◆ TASK STATEMENT ◆
Return every line from the records below with the string "down".
<<<<
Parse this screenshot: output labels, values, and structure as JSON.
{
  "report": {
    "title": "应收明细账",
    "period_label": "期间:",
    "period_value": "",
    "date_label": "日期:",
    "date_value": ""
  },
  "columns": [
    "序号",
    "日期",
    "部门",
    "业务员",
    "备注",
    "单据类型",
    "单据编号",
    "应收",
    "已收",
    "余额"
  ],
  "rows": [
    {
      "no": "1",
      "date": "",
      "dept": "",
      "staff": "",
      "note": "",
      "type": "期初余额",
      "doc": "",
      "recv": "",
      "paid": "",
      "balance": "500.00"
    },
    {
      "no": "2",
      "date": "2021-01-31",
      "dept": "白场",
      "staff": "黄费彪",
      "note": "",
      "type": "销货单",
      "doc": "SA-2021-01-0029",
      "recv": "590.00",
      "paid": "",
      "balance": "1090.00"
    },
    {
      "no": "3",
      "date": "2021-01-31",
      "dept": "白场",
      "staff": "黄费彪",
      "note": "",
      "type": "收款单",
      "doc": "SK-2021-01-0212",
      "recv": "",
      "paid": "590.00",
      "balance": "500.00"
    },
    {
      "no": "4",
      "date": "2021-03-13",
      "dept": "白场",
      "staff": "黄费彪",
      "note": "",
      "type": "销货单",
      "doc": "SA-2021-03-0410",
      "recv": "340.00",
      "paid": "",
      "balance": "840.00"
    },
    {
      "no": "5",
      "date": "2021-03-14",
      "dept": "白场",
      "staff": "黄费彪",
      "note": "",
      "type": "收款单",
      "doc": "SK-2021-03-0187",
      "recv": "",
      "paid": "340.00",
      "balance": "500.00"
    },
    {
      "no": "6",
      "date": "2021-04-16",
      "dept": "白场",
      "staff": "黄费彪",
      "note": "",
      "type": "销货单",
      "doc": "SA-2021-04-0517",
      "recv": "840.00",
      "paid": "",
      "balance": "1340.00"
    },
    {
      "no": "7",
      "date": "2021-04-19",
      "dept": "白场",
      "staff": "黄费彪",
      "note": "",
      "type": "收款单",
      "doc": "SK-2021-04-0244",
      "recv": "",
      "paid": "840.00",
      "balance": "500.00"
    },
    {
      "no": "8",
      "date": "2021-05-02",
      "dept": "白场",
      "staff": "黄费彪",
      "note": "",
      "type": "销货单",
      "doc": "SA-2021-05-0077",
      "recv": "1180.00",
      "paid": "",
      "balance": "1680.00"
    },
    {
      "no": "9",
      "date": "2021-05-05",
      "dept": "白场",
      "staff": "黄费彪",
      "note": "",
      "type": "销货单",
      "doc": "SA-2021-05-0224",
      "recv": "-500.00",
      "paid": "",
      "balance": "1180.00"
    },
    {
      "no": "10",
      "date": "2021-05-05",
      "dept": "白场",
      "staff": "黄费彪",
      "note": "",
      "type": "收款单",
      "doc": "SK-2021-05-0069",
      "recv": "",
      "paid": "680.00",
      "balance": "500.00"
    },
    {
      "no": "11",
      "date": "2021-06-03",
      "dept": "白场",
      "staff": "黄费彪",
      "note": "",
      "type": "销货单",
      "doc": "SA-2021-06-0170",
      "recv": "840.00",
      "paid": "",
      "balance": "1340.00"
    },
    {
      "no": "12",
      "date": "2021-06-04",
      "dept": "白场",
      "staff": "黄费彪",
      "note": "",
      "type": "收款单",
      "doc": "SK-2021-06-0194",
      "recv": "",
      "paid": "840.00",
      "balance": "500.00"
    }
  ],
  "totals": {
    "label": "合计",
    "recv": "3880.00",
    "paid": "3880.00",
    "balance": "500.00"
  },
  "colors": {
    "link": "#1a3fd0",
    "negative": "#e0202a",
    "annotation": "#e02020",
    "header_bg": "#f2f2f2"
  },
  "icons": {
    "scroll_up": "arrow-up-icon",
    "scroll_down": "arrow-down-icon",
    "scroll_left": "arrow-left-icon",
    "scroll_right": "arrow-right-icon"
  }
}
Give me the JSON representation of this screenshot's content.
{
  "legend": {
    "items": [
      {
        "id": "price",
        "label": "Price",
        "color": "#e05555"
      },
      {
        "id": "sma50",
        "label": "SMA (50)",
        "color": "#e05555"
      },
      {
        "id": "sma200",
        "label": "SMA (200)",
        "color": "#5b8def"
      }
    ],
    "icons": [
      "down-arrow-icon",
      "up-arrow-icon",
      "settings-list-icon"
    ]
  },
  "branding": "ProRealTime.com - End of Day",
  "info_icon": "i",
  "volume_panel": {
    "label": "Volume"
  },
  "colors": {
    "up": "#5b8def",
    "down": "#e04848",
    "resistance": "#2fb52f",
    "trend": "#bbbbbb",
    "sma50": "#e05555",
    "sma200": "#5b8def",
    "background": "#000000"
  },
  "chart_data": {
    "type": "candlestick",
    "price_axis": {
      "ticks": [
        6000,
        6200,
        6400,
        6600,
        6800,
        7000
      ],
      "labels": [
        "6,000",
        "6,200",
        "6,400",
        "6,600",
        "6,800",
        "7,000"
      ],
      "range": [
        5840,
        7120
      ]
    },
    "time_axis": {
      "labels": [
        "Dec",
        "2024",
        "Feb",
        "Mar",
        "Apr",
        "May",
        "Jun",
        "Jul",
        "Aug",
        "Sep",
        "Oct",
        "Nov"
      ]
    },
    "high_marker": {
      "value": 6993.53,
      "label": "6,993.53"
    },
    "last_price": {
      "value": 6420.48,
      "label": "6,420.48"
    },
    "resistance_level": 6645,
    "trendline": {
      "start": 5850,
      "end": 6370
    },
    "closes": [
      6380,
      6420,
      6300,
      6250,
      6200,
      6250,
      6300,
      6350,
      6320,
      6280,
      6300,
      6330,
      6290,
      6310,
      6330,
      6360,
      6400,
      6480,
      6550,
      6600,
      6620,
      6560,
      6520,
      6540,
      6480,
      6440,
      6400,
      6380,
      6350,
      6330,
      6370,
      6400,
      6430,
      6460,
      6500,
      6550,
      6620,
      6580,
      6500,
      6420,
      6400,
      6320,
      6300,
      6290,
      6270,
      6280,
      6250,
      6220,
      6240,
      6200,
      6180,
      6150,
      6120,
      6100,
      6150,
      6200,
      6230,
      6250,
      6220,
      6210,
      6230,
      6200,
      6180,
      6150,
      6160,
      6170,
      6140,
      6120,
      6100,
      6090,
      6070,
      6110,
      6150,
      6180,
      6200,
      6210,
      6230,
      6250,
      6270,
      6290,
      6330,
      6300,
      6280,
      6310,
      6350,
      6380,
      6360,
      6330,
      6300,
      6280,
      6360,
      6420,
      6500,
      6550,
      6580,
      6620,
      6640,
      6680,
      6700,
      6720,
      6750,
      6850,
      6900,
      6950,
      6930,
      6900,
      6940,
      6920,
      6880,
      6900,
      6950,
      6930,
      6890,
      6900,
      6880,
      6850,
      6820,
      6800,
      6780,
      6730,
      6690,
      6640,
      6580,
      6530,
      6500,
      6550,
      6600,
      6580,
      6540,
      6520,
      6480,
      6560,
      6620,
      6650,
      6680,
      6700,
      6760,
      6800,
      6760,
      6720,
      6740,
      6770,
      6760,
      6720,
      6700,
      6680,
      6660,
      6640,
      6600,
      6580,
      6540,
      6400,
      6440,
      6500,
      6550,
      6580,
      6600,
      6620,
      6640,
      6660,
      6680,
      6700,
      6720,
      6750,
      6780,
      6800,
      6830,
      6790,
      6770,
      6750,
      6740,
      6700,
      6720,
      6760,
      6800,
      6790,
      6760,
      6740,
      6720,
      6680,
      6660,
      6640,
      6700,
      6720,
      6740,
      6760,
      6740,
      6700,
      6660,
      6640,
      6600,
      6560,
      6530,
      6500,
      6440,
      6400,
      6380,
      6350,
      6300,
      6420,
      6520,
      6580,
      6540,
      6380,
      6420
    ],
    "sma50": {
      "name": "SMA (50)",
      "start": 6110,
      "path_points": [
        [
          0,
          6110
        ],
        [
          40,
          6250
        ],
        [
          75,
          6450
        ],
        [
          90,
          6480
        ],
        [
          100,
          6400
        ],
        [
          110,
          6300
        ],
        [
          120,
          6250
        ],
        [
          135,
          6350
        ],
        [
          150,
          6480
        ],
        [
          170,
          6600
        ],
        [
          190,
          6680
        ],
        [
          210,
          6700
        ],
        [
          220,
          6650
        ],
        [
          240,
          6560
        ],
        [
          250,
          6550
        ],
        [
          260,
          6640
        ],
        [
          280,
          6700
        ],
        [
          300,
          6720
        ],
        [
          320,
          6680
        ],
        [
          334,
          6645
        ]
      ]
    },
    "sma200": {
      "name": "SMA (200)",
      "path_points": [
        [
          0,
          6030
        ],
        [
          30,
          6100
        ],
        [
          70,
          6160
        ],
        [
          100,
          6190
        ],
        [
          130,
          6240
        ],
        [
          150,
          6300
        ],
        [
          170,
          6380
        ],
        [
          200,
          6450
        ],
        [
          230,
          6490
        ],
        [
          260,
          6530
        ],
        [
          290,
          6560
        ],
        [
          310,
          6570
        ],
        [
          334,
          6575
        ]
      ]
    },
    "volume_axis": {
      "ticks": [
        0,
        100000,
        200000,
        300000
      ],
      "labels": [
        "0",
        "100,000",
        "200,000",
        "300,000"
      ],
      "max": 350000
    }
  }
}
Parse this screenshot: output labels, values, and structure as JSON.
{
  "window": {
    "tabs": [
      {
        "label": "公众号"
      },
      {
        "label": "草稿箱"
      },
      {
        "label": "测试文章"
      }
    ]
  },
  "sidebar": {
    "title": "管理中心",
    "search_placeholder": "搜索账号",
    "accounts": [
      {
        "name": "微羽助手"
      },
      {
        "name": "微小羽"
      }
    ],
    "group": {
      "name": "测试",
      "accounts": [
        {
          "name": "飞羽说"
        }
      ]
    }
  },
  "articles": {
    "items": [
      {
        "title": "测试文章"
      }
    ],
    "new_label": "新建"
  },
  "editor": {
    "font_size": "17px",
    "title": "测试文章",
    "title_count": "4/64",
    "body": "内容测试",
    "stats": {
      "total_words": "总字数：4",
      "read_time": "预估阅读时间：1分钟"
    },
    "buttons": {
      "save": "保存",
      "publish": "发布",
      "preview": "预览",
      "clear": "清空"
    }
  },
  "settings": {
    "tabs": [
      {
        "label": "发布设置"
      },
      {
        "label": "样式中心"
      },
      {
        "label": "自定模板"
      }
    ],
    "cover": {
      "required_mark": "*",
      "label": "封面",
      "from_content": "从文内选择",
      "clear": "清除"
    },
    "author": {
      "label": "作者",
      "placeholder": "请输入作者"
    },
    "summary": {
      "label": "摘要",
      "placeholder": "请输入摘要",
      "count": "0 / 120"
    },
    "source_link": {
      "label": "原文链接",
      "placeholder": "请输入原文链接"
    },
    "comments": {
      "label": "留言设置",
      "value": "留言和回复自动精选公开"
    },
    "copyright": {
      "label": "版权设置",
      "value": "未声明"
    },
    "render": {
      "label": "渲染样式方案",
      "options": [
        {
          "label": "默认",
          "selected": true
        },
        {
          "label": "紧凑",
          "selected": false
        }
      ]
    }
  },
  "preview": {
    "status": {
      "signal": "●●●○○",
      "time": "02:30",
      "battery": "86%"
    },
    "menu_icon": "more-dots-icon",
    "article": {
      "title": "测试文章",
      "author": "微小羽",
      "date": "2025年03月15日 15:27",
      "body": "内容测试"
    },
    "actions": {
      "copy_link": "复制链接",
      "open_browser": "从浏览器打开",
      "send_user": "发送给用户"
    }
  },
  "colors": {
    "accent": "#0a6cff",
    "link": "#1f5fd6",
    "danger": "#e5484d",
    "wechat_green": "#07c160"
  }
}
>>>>
◆ ANSWER BOX ◆
    "scroll_down": "arrow-down-icon",
      "down-arrow-icon",
    "down": "#e04848",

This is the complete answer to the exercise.